Canada is home to nearly 35 million people. With  9,984,670 sq. km of land we've got lots of room to spread out.

Canada's dominion was July 1st, 1867. We became a self-governing colony of the British Empire. Canada had 4 provinces at dominion: Ontario, Quebec, Nova Scotia and New Brunswick. The remaining 6 provinces and 3 territories joined Canada from 1870 until the creation of Nunavut in 1999.

Our money is colourful and is often referred to as monopoly money by others. We like it though. Our $1 and $2 are coins, not bills and are commonly known as the Loonie and Toonie respectively. The $1 coin has a picture of a loon on it, hence the Loonie. The $2 coin followed a few years later and was nicknamed the Toonie as a play on words. (We Canadians are a fun people!)

The Royal Canadian Mint struck it's last penny on May 4th, 2011. It cost 1.6 cents to make 1 cent. Not really economically feasible. So while we can still spend our pennies, no more will be made.

The rest of our bills are  $5, $10, $20, $50 and $100 (we did have $1000 bills as well though I've only ever seen them once and they are no longer being printed or are in circulation) 

Our bills are slowly being fazed into being made of a polymer compound rather than cotton fibres. Yep, plastic money. We rock!

 Alright, enough of the boring stuff. Now the fun stuff....

Famous Canadians include: Howie MandelKim Catrall, Matthew Perry, Ryan Gosling, Alexander Graham Bell, Tommy Chong, Barry Pepper, Shannon Tweed Simmons, Donald Sutherland, Joni Mitchell, William Shanter, Ryan Reynolds and, of course, the Biebs.

We do not live in igloos but something uniquely Canadian is the term 'raised bungalow' which is it exactly what it sounds like, a bungalow that is raised so that the basement is actually above grade.

Our national/federal law enforcement agency, the Royal Canadian Mounted Police, do not ride on horses through the streets and wear the funny red outfits (called Red Serge) Those are their dress uniforms and they drive cars. They do have horses however for the most part they are only used for the muscial ride. I've only actually seen an RCMP officer maybe 15-20 times ever. Most larger cities have their own police force as well as provincial police.

While Canadians do have a unique accent (and within Canada there are many unique accents - try speaking with a Newfoundlander) we do not say things like 'oot' (out) and 'aboot' (about).  We do often say 'eh' and that one particular word can have up to 25 meanings.
There is an old joke that goes like this....
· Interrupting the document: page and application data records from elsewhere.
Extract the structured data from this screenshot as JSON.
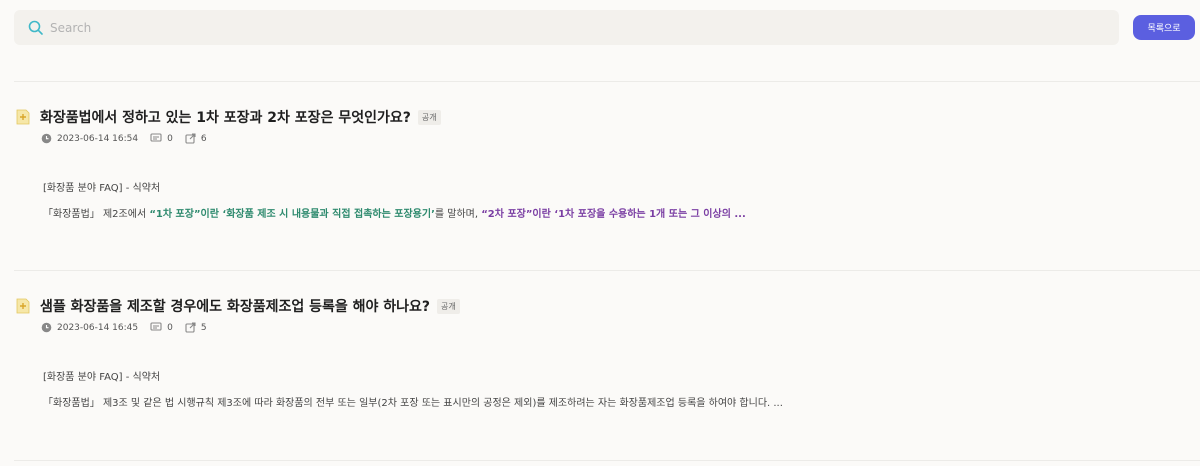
{
  "search": {
    "placeholder": "Search"
  },
  "list_button": {
    "label": "목록으로"
  },
  "posts": [
    {
      "title": "화장품법에서 정하고 있는 1차 포장과 2차 포장은 무엇인가요?",
      "badge": "공개",
      "date": "2023-06-14 16:54",
      "comments": "0",
      "shares": "6",
      "source": "[화장품 분야 FAQ] - 식약처",
      "excerpt": {
        "p1": "「화장품법」 제2조에서 ",
        "h1": "“1차 포장”이란 ‘화장품 제조 시 내용물과 직접 접촉하는 포장용기’",
        "p2": "를 말하며, ",
        "h2": "“2차 포장”이란 ‘1차 포장을 수용하는 1개 또는 그 이상의 ...",
        "p3": ""
      }
    },
    {
      "title": "샘플 화장품을 제조할 경우에도 화장품제조업 등록을 해야 하나요?",
      "badge": "공개",
      "date": "2023-06-14 16:45",
      "comments": "0",
      "shares": "5",
      "source": "[화장품 분야 FAQ] - 식약처",
      "excerpt": {
        "p1": "「화장품법」 제3조 및 같은 법 시행규칙 제3조에 따라 화장품의 전부 또는 일부(2차 포장 또는 표시만의 공정은 제외)를 제조하려는 자는 화장품제조업 등록을 하여야 합니다.  ..."
      }
    }
  ],
  "colors": {
    "accent": "#5b5fe0",
    "highlight_green": "#2e8a6e",
    "highlight_purple": "#7a3ea3"
  }
}
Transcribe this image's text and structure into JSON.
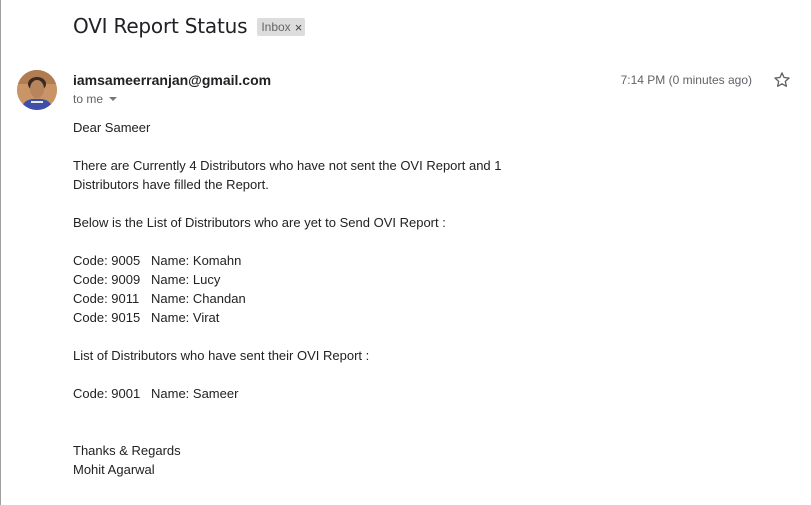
{
  "email": {
    "subject": "OVI Report Status",
    "label": "Inbox",
    "sender": "iamsameerranjan@gmail.com",
    "recipient": "to me",
    "time": "7:14 PM (0 minutes ago)",
    "greeting": "Dear Sameer",
    "intro_line1": "There are Currently 4 Distributors who have not sent the OVI Report and 1",
    "intro_line2": "Distributors have filled the Report.",
    "pending_heading": "Below is the List of Distributors who are yet to Send OVI Report :",
    "pending": [
      {
        "code": "Code: 9005",
        "name": "Name: Komahn"
      },
      {
        "code": "Code: 9009",
        "name": "Name: Lucy"
      },
      {
        "code": "Code: 9011",
        "name": "Name: Chandan"
      },
      {
        "code": "Code: 9015",
        "name": "Name: Virat"
      }
    ],
    "sent_heading": "List of Distributors who have sent their OVI Report :",
    "sent": [
      {
        "code": "Code: 9001",
        "name": "Name: Sameer"
      }
    ],
    "closing": "Thanks & Regards",
    "signature": "Mohit Agarwal"
  },
  "icons": {
    "label_close": "close-icon",
    "star": "star-icon",
    "avatar": "avatar",
    "caret": "chevron-down-icon"
  },
  "colors": {
    "label_bg": "#dddddd",
    "text": "#222222",
    "muted": "#5f6368"
  }
}
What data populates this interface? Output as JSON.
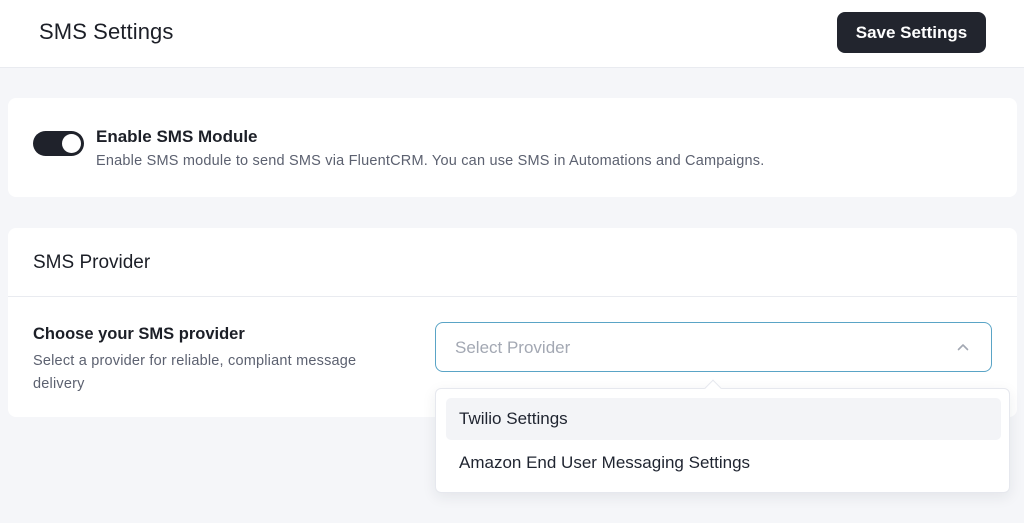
{
  "header": {
    "title": "SMS Settings",
    "save_label": "Save Settings"
  },
  "sms_module": {
    "enabled": true,
    "title": "Enable SMS Module",
    "description": "Enable SMS module to send SMS via FluentCRM. You can use SMS in Automations and Campaigns."
  },
  "provider": {
    "heading": "SMS Provider",
    "label": "Choose your SMS provider",
    "description": "Select a provider for reliable, compliant message delivery",
    "placeholder": "Select Provider",
    "options": [
      {
        "label": "Twilio Settings",
        "hovered": true
      },
      {
        "label": "Amazon End User Messaging Settings",
        "hovered": false
      }
    ]
  },
  "colors": {
    "primary_dark": "#22252e",
    "focus_border": "#5aa4c6",
    "background": "#f5f6f9"
  }
}
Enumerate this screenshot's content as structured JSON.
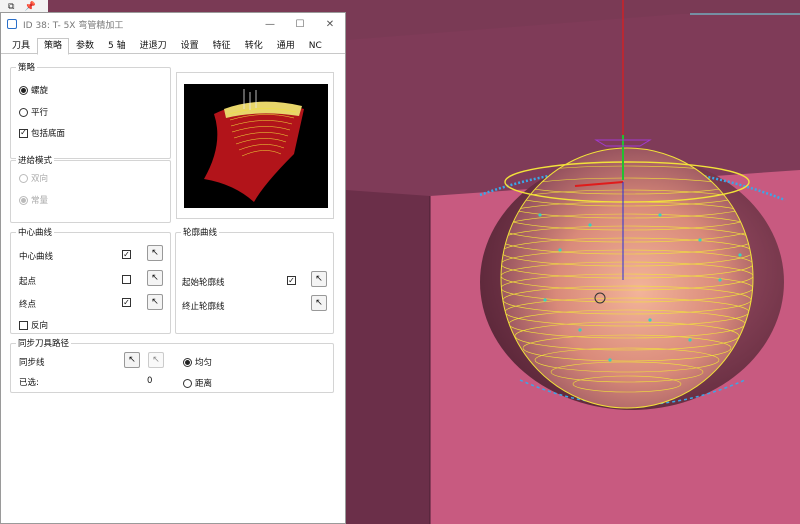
{
  "window": {
    "title": "ID 38: T- 5X 弯管精加工",
    "minimize_icon": "minimize-icon",
    "maximize_icon": "maximize-icon",
    "close_icon": "close-icon"
  },
  "tabs": [
    {
      "label": "刀具",
      "active": false
    },
    {
      "label": "策略",
      "active": true
    },
    {
      "label": "参数",
      "active": false
    },
    {
      "label": "5 轴",
      "active": false
    },
    {
      "label": "进退刀",
      "active": false
    },
    {
      "label": "设置",
      "active": false
    },
    {
      "label": "特征",
      "active": false
    },
    {
      "label": "转化",
      "active": false
    },
    {
      "label": "通用",
      "active": false
    },
    {
      "label": "NC",
      "active": false
    }
  ],
  "strategy": {
    "legend": "策略",
    "spiral_label": "螺旋",
    "parallel_label": "平行",
    "include_bottom_label": "包括底面",
    "spiral_selected": true,
    "include_bottom_checked": true
  },
  "feed_mode": {
    "legend": "进给模式",
    "bidirectional_label": "双向",
    "normal_label": "常量"
  },
  "center_curve": {
    "legend": "中心曲线",
    "center_curve_label": "中心曲线",
    "start_label": "起点",
    "end_label": "终点",
    "reverse_label": "反向",
    "center_checked": true,
    "start_checked": false,
    "end_checked": true,
    "reverse_checked": false
  },
  "contour_curve": {
    "legend": "轮廓曲线",
    "start_contour_label": "起始轮廓线",
    "end_contour_label": "终止轮廓线",
    "start_contour_checked": true
  },
  "sync_path": {
    "legend": "同步刀具路径",
    "sync_line_label": "同步线",
    "selected_label": "已选:",
    "selected_count": "0",
    "uniform_label": "均匀",
    "distance_label": "距离",
    "uniform_selected": true
  },
  "colors": {
    "viewport_wall": "#7a3a55",
    "floor": "#c85a80",
    "toolpath": "#f2e23a",
    "axis_red": "#e01b1b",
    "axis_green": "#22c030",
    "axis_blue": "#2633d8"
  }
}
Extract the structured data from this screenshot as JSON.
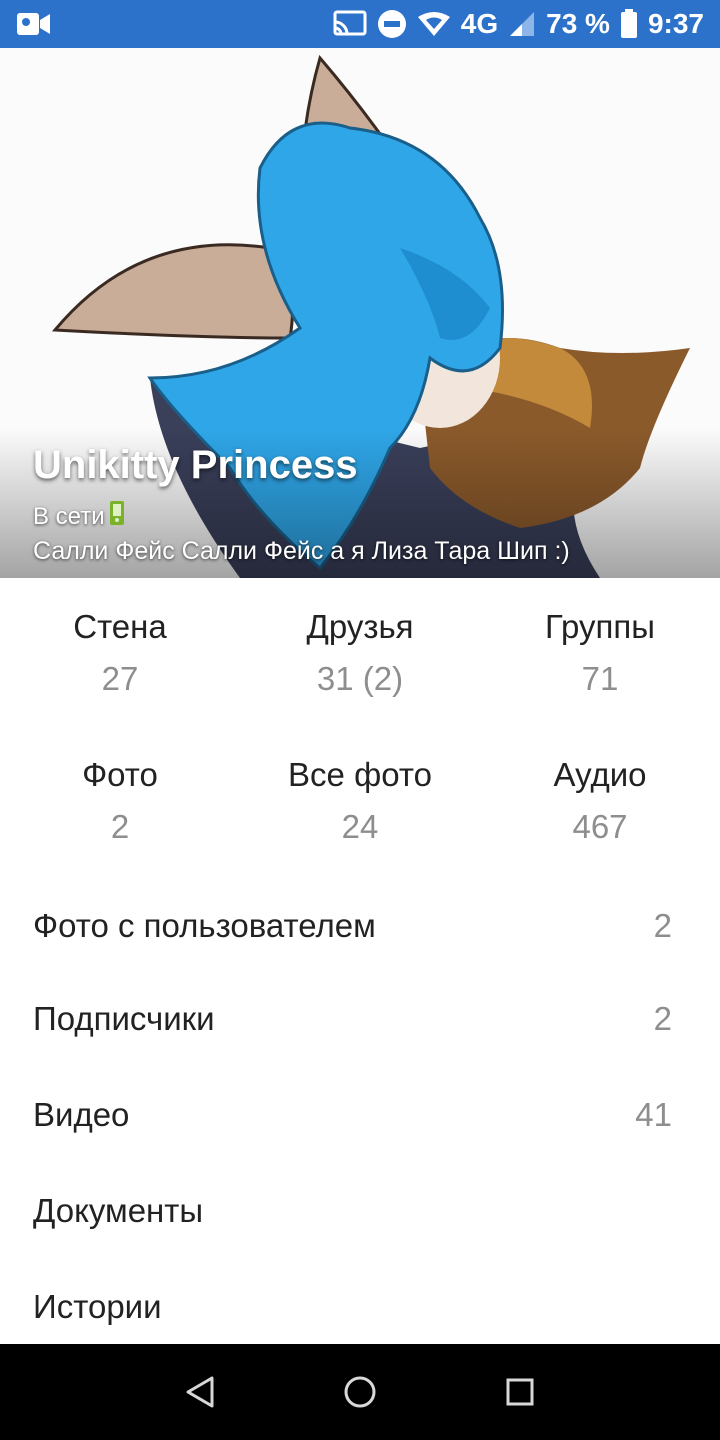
{
  "status_bar": {
    "battery": "73 %",
    "time": "9:37",
    "network": "4G",
    "icons": [
      "video-camera-icon",
      "cast-icon",
      "do-not-disturb-icon",
      "wifi-icon",
      "signal-icon",
      "battery-icon"
    ],
    "background_color": "#2c72cb"
  },
  "profile": {
    "name": "Unikitty Princess",
    "online_text": "В сети",
    "online_icon": "mobile-phone-icon",
    "status_text": "Салли Фейс Салли Фейс а я Лиза Тара Шип :)"
  },
  "counters": [
    {
      "label": "Стена",
      "value": "27"
    },
    {
      "label": "Друзья",
      "value": "31 (2)"
    },
    {
      "label": "Группы",
      "value": "71"
    },
    {
      "label": "Фото",
      "value": "2"
    },
    {
      "label": "Все фото",
      "value": "24"
    },
    {
      "label": "Аудио",
      "value": "467"
    }
  ],
  "menu": [
    {
      "label": "Фото с пользователем",
      "count": "2"
    },
    {
      "label": "Подписчики",
      "count": "2"
    },
    {
      "label": "Видео",
      "count": "41"
    },
    {
      "label": "Документы",
      "count": ""
    },
    {
      "label": "Истории",
      "count": ""
    }
  ],
  "nav_bar": {
    "icons": [
      "back-icon",
      "home-icon",
      "recents-icon"
    ]
  }
}
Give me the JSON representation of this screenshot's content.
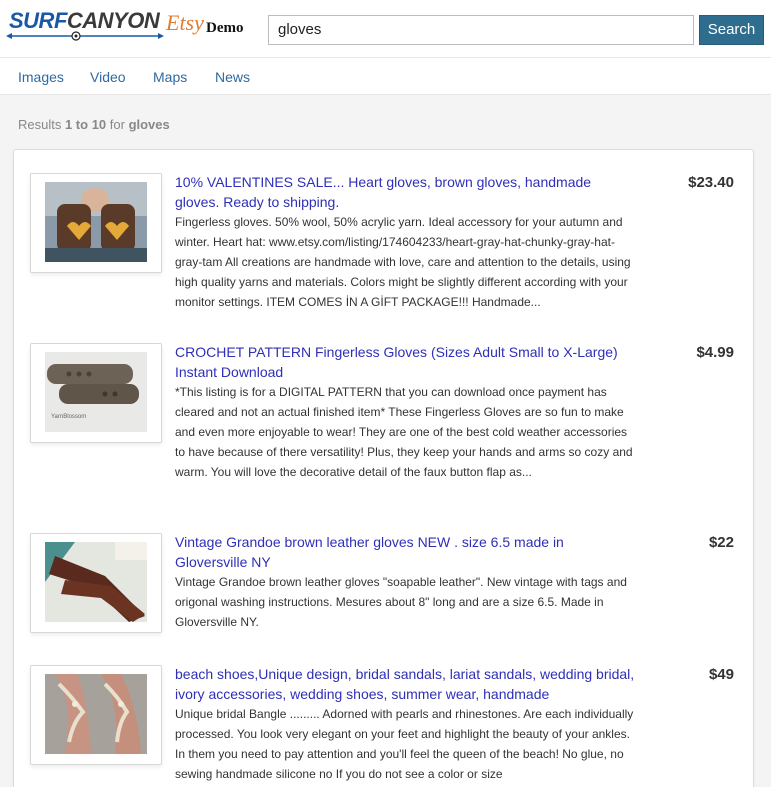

"How did they name Canada? The letters were thrown in a bag, and the first one to be picked was 'C' eh?, then 'N' eh? and finally 'D' eh?"

Because you see, above all else, we Canadian's have a fantastic sense of humor and have no trouble laughing at ourselves.

Happy Canada Day, eh!